During those exciting and anxiety-filled months before baby’s arrival, many pregnant women turn to the printed word for guidance and reassurance. The number of books on the market written specifically for expectant mothers continues to grow, as do the sales numbers. Pregnant women buy many of these books for themselves, but these books also show up as baby shower gifts.
Types of Advice Books
From books devoted to explaining fetal development to those advising pregnant women on how to stay fit to those addressing the emotional and spiritual aspects of pregnancy, expectant mothers can get advice on every aspect of pregnancy from books. The perennial New York Times best-seller, “What to Expect When You’re Expecting” by Heidi Murkoff and Sharon Mazel is a comprehensive guide that includes advice on pregnancy issues and a week-by-week explanation of the baby’s development. For fitness issues, pregnant woman buy “Iyengar Yoga for Motherhood: Safe Practice for Expectant & New Mothers,” by Greeta S. Iyengar and Rita Keller, or “Buff Moms-to-Be: The Complete Guide to Fitness for Expectant Mothers,” by Sue Fleming. A popular choice for self-reflection during pregnancy is “Chicken Soup for the Expectant Mother’s Soul,” by Jack Canfield, Mark Victor Hansen, Patty Aubery and Nancy Mitchell.

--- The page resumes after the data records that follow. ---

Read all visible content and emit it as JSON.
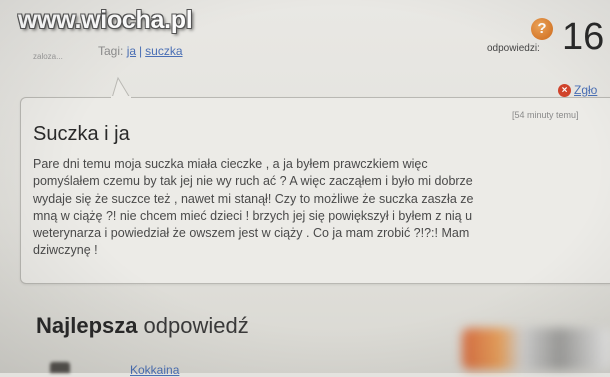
{
  "watermark": "www.wiocha.pl",
  "asker": {
    "avatar_caption": "zaloza..."
  },
  "tags": {
    "label": "Tagi:",
    "items": [
      "ja",
      "suczka"
    ]
  },
  "answers": {
    "label": "odpowiedzi:",
    "count": "16"
  },
  "report": {
    "label": "Zgło"
  },
  "question": {
    "time_ago": "[54 minuty temu]",
    "title": "Suczka i ja",
    "body_lines": [
      "Pare dni temu moja suczka miała cieczke , a ja byłem prawczkiem więc",
      "pomyślałem czemu by tak jej nie wy ruch ać ? A więc zacząłem i było mi dobrze",
      "wydaje się że suczce też , nawet mi stanął! Czy to możliwe że suczka zaszła ze",
      "mną w ciążę ?! nie chcem mieć dzieci ! brzych jej się powiększył i byłem z nią u",
      "weterynarza i powiedział że owszem jest w ciąży . Co ja mam zrobić ?!?:! Mam",
      "dziwczynę !"
    ]
  },
  "best_answer": {
    "title_bold": "Najlepsza",
    "title_rest": "odpowiedź",
    "user": "Kokkaina"
  }
}
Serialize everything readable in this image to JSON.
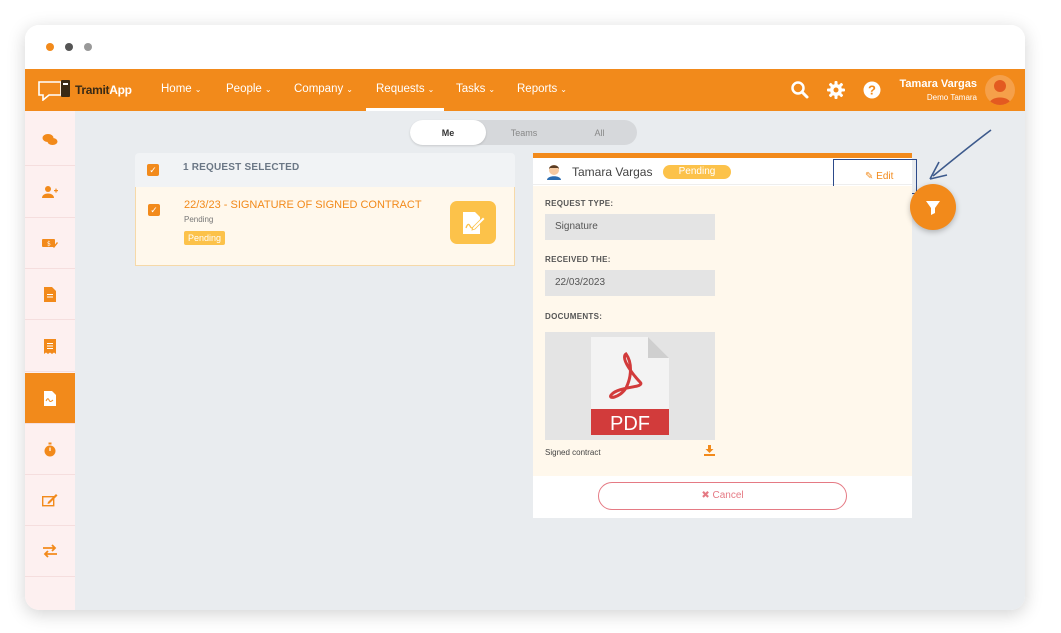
{
  "window": {
    "dots": [
      "#f28a1b",
      "#555555",
      "#999999"
    ]
  },
  "brand": {
    "name_part1": "Tramit",
    "name_part2": "App",
    "accent": "#f28a1b"
  },
  "nav": {
    "items": [
      {
        "label": "Home",
        "icon": "chevron-down-icon"
      },
      {
        "label": "People",
        "icon": "chevron-down-icon"
      },
      {
        "label": "Company",
        "icon": "chevron-down-icon"
      },
      {
        "label": "Requests",
        "icon": "chevron-down-icon",
        "active": true
      },
      {
        "label": "Tasks",
        "icon": "chevron-down-icon"
      },
      {
        "label": "Reports",
        "icon": "chevron-down-icon"
      }
    ],
    "icons": [
      "search-icon",
      "gear-icon",
      "help-icon"
    ],
    "user": {
      "name": "Tamara Vargas",
      "company": "Demo Tamara"
    }
  },
  "sidebar": {
    "items": [
      {
        "icon": "chat-icon"
      },
      {
        "icon": "add-user-icon"
      },
      {
        "icon": "expense-icon"
      },
      {
        "icon": "document-icon"
      },
      {
        "icon": "receipt-icon"
      },
      {
        "icon": "signature-doc-icon",
        "active": true
      },
      {
        "icon": "stopwatch-icon"
      },
      {
        "icon": "sign-icon"
      },
      {
        "icon": "exchange-icon"
      }
    ]
  },
  "filter": {
    "options": [
      "Me",
      "Teams",
      "All"
    ],
    "selected": "Me"
  },
  "list": {
    "header": "1 REQUEST SELECTED",
    "items": [
      {
        "title": "22/3/23 - SIGNATURE OF SIGNED CONTRACT",
        "subtitle": "Pending",
        "badge": "Pending"
      }
    ]
  },
  "detail": {
    "user_name": "Tamara Vargas",
    "status": "Pending",
    "edit_label": "Edit",
    "request_type_label": "REQUEST TYPE:",
    "request_type_value": "Signature",
    "received_label": "RECEIVED THE:",
    "received_value": "22/03/2023",
    "documents_label": "DOCUMENTS:",
    "document_type": "PDF",
    "document_name": "Signed contract",
    "cancel_label": "Cancel"
  }
}
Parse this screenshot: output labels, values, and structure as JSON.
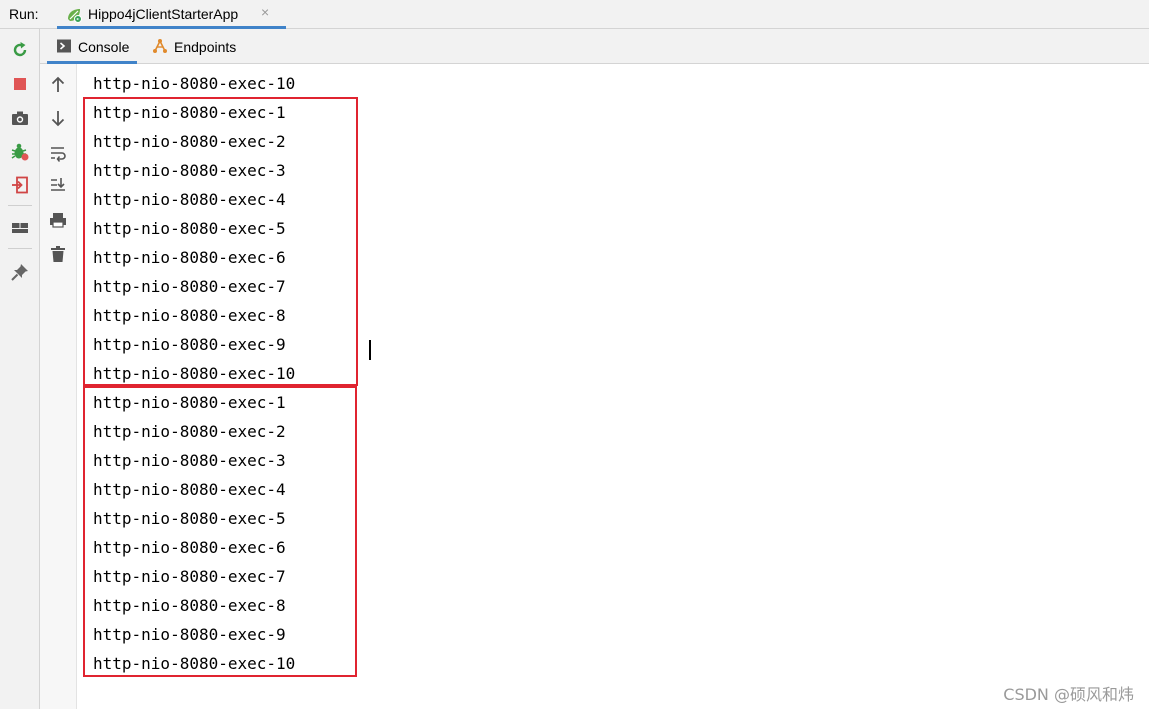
{
  "run_bar": {
    "label": "Run:",
    "tab_title": "Hippo4jClientStarterApp",
    "close_glyph": "×"
  },
  "left_toolbar": {
    "icons": [
      "rerun-icon",
      "stop-icon",
      "camera-icon",
      "debug-bug-icon",
      "restore-layout-icon",
      "layout-icon",
      "pin-icon"
    ]
  },
  "sub_tabs": [
    {
      "label": "Console",
      "icon": "console-icon",
      "active": true
    },
    {
      "label": "Endpoints",
      "icon": "endpoints-icon",
      "active": false
    }
  ],
  "gutter": {
    "icons": [
      "up-arrow-icon",
      "down-arrow-icon",
      "soft-wrap-icon",
      "scroll-to-end-icon",
      "print-icon",
      "trash-icon"
    ]
  },
  "console": {
    "lines": [
      "http-nio-8080-exec-10",
      "http-nio-8080-exec-1",
      "http-nio-8080-exec-2",
      "http-nio-8080-exec-3",
      "http-nio-8080-exec-4",
      "http-nio-8080-exec-5",
      "http-nio-8080-exec-6",
      "http-nio-8080-exec-7",
      "http-nio-8080-exec-8",
      "http-nio-8080-exec-9",
      "http-nio-8080-exec-10",
      "http-nio-8080-exec-1",
      "http-nio-8080-exec-2",
      "http-nio-8080-exec-3",
      "http-nio-8080-exec-4",
      "http-nio-8080-exec-5",
      "http-nio-8080-exec-6",
      "http-nio-8080-exec-7",
      "http-nio-8080-exec-8",
      "http-nio-8080-exec-9",
      "http-nio-8080-exec-10"
    ]
  },
  "watermark": "CSDN @硕风和炜",
  "colors": {
    "accent_tab_underline": "#4083c9",
    "highlight_box": "#e02430",
    "toolbar_bg": "#f2f2f2"
  }
}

Keeping a journal during pregnancy is a practice that has increased in popularity since the 1960s. According to Childbirth, one popular choice is “Pregnancy Day by Day: The Expectant Mother’s Journal,” by Shelia Kitzinger, which provides space to record thoughts and answer thought-provoking questions; it also features a calendar for recording milestones and appointments. Another choice is “The Pregnancy Journal,” by A. Christine Harris, PhD, which allows the expectant mother to record daily updates and also provides advice and information.

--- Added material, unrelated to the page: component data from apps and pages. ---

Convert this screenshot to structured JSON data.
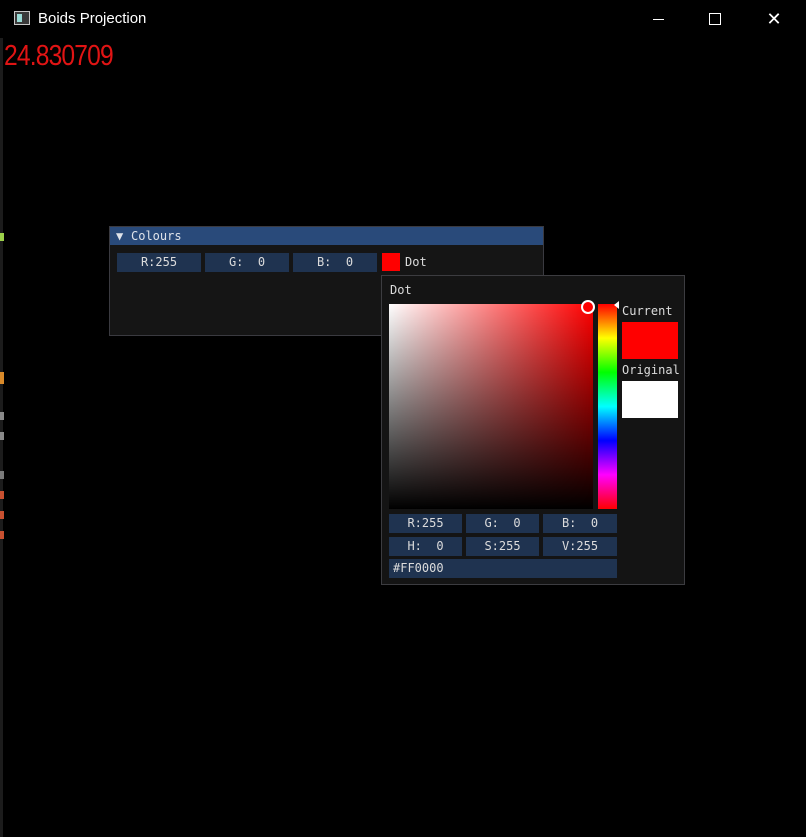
{
  "window": {
    "title": "Boids Projection",
    "close_glyph": "✕"
  },
  "overlay": {
    "fps_value": "24.830709"
  },
  "colours_window": {
    "title": "Colours",
    "collapse_glyph": "▼",
    "r_field": "R:255",
    "g_field": "G:  0",
    "b_field": "B:  0",
    "swatch_color": "#ff0000",
    "label": "Dot"
  },
  "color_picker": {
    "title": "Dot",
    "hue_color": "#ff0000",
    "current_label": "Current",
    "current_color": "#ff0000",
    "original_label": "Original",
    "original_color": "#ffffff",
    "r_field": "R:255",
    "g_field": "G:  0",
    "b_field": "B:  0",
    "h_field": "H:  0",
    "s_field": "S:255",
    "v_field": "V:255",
    "hex_value": "#FF0000"
  },
  "colors": {
    "accent": "#294a7a",
    "field_bg": "#1f3350",
    "fps_text": "#e01414"
  }
}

Early in a pregnancy, or even before conception, expectant mothers look to books filled with specific information on pregnancy, such as the “Mayo Guide to a Healthy Pregnancy.” Also popular are books that detail fetal development, such as “In the Womb: Witness the Journey from Conception to Birth through Astonishing 3D Images,” by Peter Tallack and Heidi Murkoff. As the pregnancy progresses, expectant mothers may turn to resources for naming the baby, such as “The Best Baby Names Treasury,” by Emily Larson, or “25,001 Best Baby Names,” by Lesley Bolton. Expectant mothers sometimes buy books written specifically for the baby’s father, such as “Be Prepared: A Practical Handbook for New Dads,” by Gary Greenberg and Jeannie Hayden, or “The New Dad’s Survival Guide: Man-to-Man Advice for First-Time Fathers,” by Scott Mactavish.
For some pregnant women, special considerations direct their reading. For example, an overwhelmed expectant mother who’s just been told she’s going to have twins (or more!) could use some special information provided in books like “When You’re Expecting Twins, Triplets, or Quads, Revised Edition: Proven Guidelines for a Healthy Multiple Pregnancy,” by Barbara Luke and Tamara Eberlein. Women preparing for a Cesarean birth might read “The Essential C-Section Guide: Pain Control, Healing at Home, Getting Your Body Back, and Everything Else You Need to Know About a Cesarean Birth,” by Maureen Connolly and Dana Sullivan.
As the pregnancy progresses, expectant mothers may turn their thoughts to what the future will bring and choose such books as “The Year After Childbirth,” by Sheila Kitzinger.” Popular books on caring for an infant, such as “What to Expect the First Year”, by Heidi Eisenberg Murkoff, Arlene Eisenberg and Sandee Hathaway, and
“Your Baby’s First Year,” from the American Academy Of Pediatrics.